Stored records
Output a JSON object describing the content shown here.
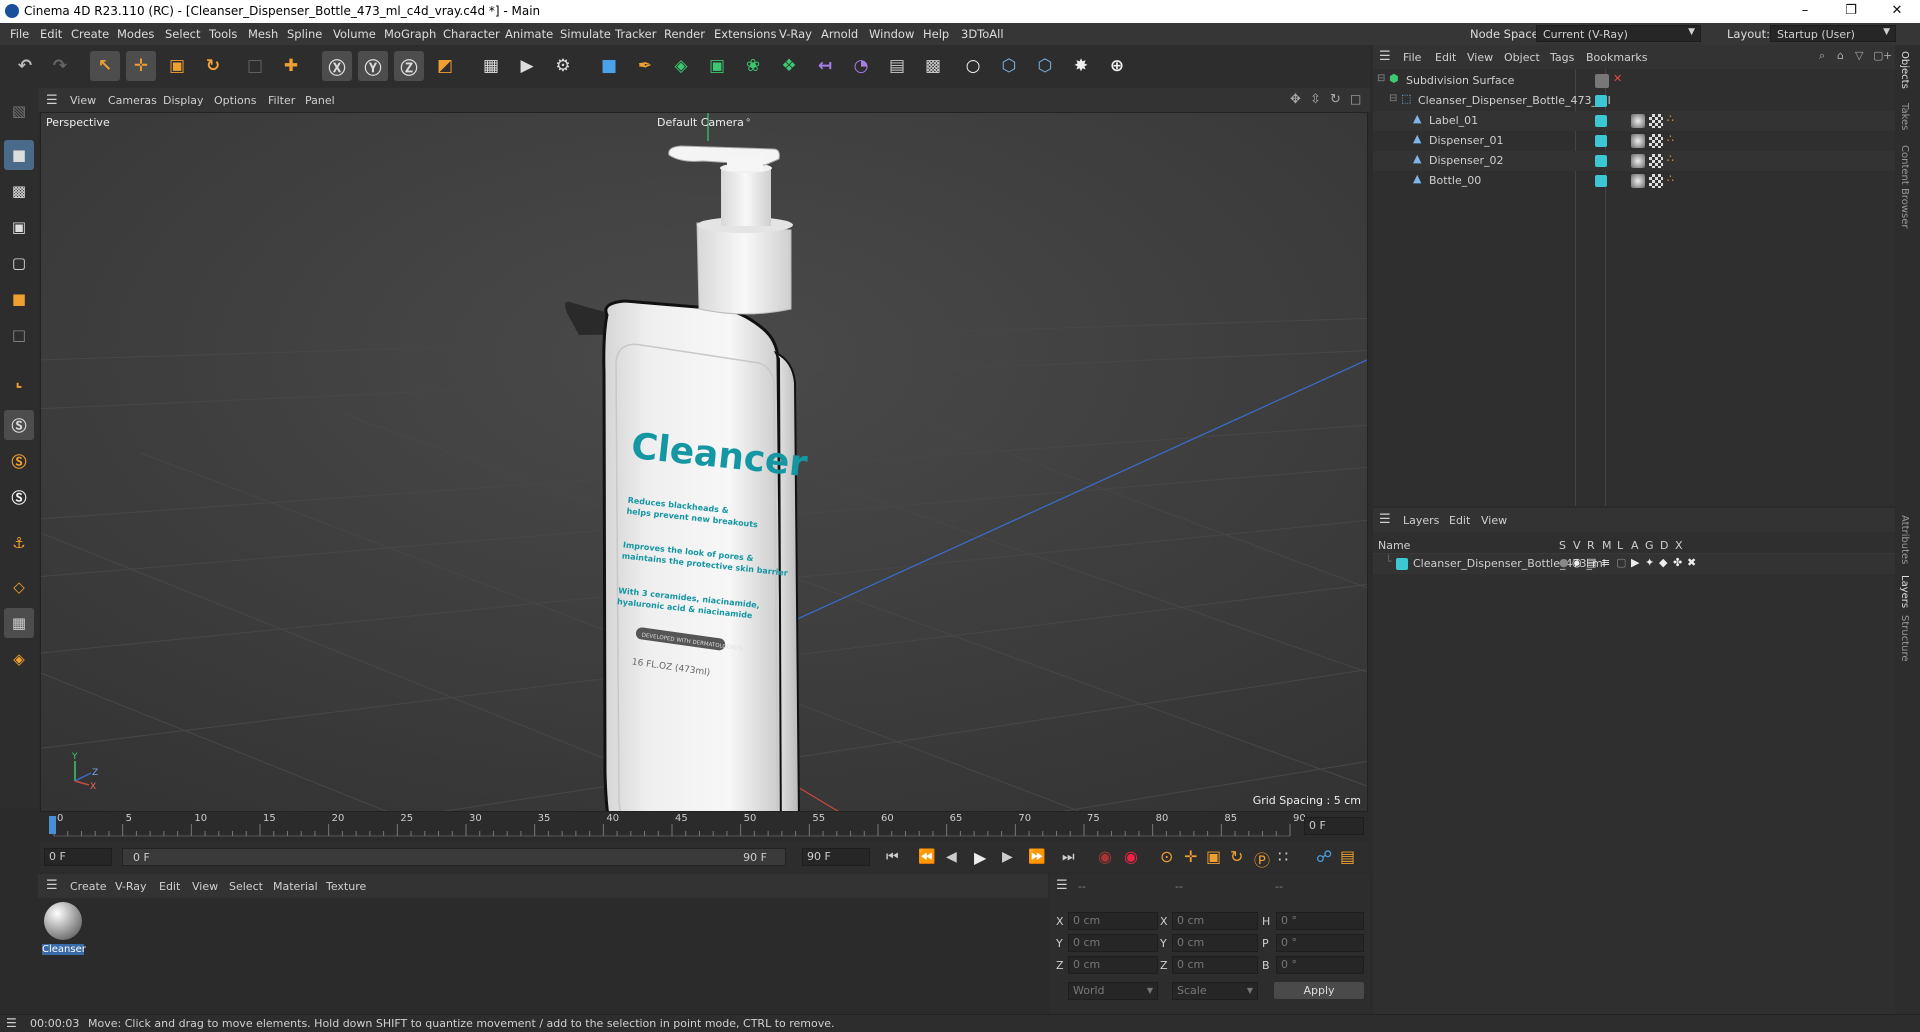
{
  "window": {
    "title": "Cinema 4D R23.110 (RC) - [Cleanser_Dispenser_Bottle_473_ml_c4d_vray.c4d *] - Main",
    "minimize_icon": "minimize-icon",
    "maximize_icon": "maximize-icon",
    "close_icon": "close-icon"
  },
  "menubar": {
    "items": [
      "File",
      "Edit",
      "Create",
      "Modes",
      "Select",
      "Tools",
      "Mesh",
      "Spline",
      "Volume",
      "MoGraph",
      "Character",
      "Animate",
      "Simulate",
      "Tracker",
      "Render",
      "Extensions",
      "V-Ray",
      "Arnold",
      "Window",
      "Help",
      "3DToAll"
    ],
    "node_space_label": "Node Space:",
    "node_space_value": "Current (V-Ray)",
    "layout_label": "Layout:",
    "layout_value": "Startup (User)"
  },
  "viewport": {
    "menu": [
      "View",
      "Cameras",
      "Display",
      "Options",
      "Filter",
      "Panel"
    ],
    "view_name": "Perspective",
    "camera": "Default Camera",
    "grid_spacing": "Grid Spacing : 5 cm",
    "axis_labels": {
      "y": "Y",
      "z": "Z",
      "x": "X"
    },
    "label_title": "Cleancer",
    "label_lines": [
      "Reduces blackheads &",
      "helps prevent new breakouts",
      "Improves the look of pores &",
      "maintains the protective skin barrier",
      "With 3 ceramides, niacinamide,",
      "hyaluronic acid & niacinamide"
    ],
    "label_badge": "DEVELOPED WITH DERMATOLOGISTS",
    "label_volume": "16 FL.OZ (473ml)"
  },
  "timeline": {
    "ticks": [
      "0",
      "5",
      "10",
      "15",
      "20",
      "25",
      "30",
      "35",
      "40",
      "45",
      "50",
      "55",
      "60",
      "65",
      "70",
      "75",
      "80",
      "85",
      "90"
    ],
    "end_frame": "0 F"
  },
  "timeline_controls": {
    "start_frame": "0 F",
    "range_start": "0 F",
    "range_end": "90 F",
    "end_frame": "90 F"
  },
  "material_manager": {
    "menu": [
      "Create",
      "V-Ray",
      "Edit",
      "View",
      "Select",
      "Material",
      "Texture"
    ],
    "materials": [
      {
        "name": "Cleanser"
      }
    ]
  },
  "coordinates": {
    "headers": [
      "--",
      "--",
      "--"
    ],
    "rows": [
      {
        "a": "X",
        "av": "0 cm",
        "b": "X",
        "bv": "0 cm",
        "c": "H",
        "cv": "0 °"
      },
      {
        "a": "Y",
        "av": "0 cm",
        "b": "Y",
        "bv": "0 cm",
        "c": "P",
        "cv": "0 °"
      },
      {
        "a": "Z",
        "av": "0 cm",
        "b": "Z",
        "bv": "0 cm",
        "c": "B",
        "cv": "0 °"
      }
    ],
    "mode": "World",
    "scale_mode": "Scale",
    "apply_label": "Apply"
  },
  "object_manager": {
    "menu": [
      "File",
      "Edit",
      "View",
      "Object",
      "Tags",
      "Bookmarks"
    ],
    "objects": [
      {
        "name": "Subdivision Surface",
        "level": 0
      },
      {
        "name": "Cleanser_Dispenser_Bottle_473_ml",
        "level": 1
      },
      {
        "name": "Label_01",
        "level": 2
      },
      {
        "name": "Dispenser_01",
        "level": 2
      },
      {
        "name": "Dispenser_02",
        "level": 2
      },
      {
        "name": "Bottle_00",
        "level": 2
      }
    ]
  },
  "layer_manager": {
    "menu": [
      "Layers",
      "Edit",
      "View"
    ],
    "name_header": "Name",
    "flags": [
      "S",
      "V",
      "R",
      "M",
      "L",
      "A",
      "G",
      "D",
      "X"
    ],
    "layers": [
      {
        "name": "Cleanser_Dispenser_Bottle_473_ml"
      }
    ]
  },
  "right_tabs": [
    "Objects",
    "Takes",
    "Content Browser",
    "Attributes",
    "Layers",
    "Structure"
  ],
  "statusbar": {
    "time": "00:00:03",
    "message": "Move: Click and drag to move elements. Hold down SHIFT to quantize movement / add to the selection in point mode, CTRL to remove."
  },
  "colors": {
    "accent": "#3cc8d2",
    "label_text": "#1596a3",
    "highlight": "#4a8fd6"
  }
}
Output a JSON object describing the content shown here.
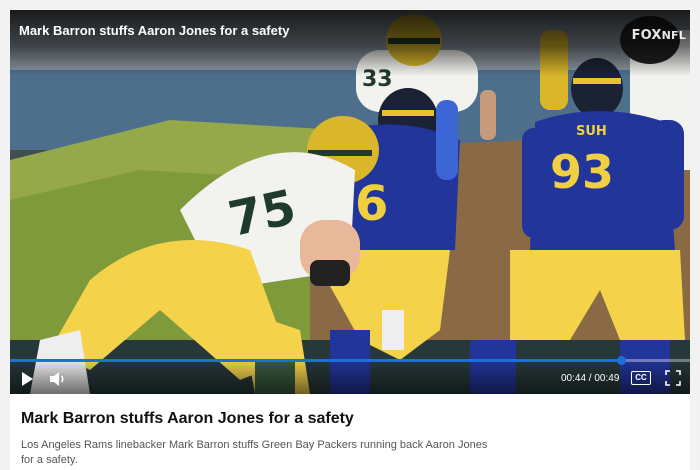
{
  "video": {
    "title": "Mark Barron stuffs Aaron Jones for a safety",
    "network_logo": {
      "fox": "FOX",
      "nfl": "NFL"
    },
    "scene": {
      "jersey_numbers": [
        "75",
        "6",
        "93",
        "33"
      ],
      "nameplates": [
        "SUH"
      ]
    },
    "player_controls": {
      "play_icon": "play-icon",
      "volume_icon": "volume-icon",
      "current_time": "00:44",
      "duration": "00:49",
      "time_display": "00:44 / 00:49",
      "progress_fraction": 0.898,
      "cc_label": "CC",
      "fullscreen_icon": "fullscreen-icon",
      "accent_color": "#1e6fd9"
    }
  },
  "article": {
    "headline": "Mark Barron stuffs Aaron Jones for a safety",
    "description": "Los Angeles Rams linebacker Mark Barron stuffs Green Bay Packers running back Aaron Jones for a safety."
  }
}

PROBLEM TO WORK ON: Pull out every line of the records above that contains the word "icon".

YOUR RESPONSE:
    "minimize_icon": "minimize-icon",
    "maximize_icon": "maximize-icon",
    "close_icon": "close-icon"
      "play_icon": "play-icon",
      "volume_icon": "volume-icon",
      "fullscreen_icon": "fullscreen-icon",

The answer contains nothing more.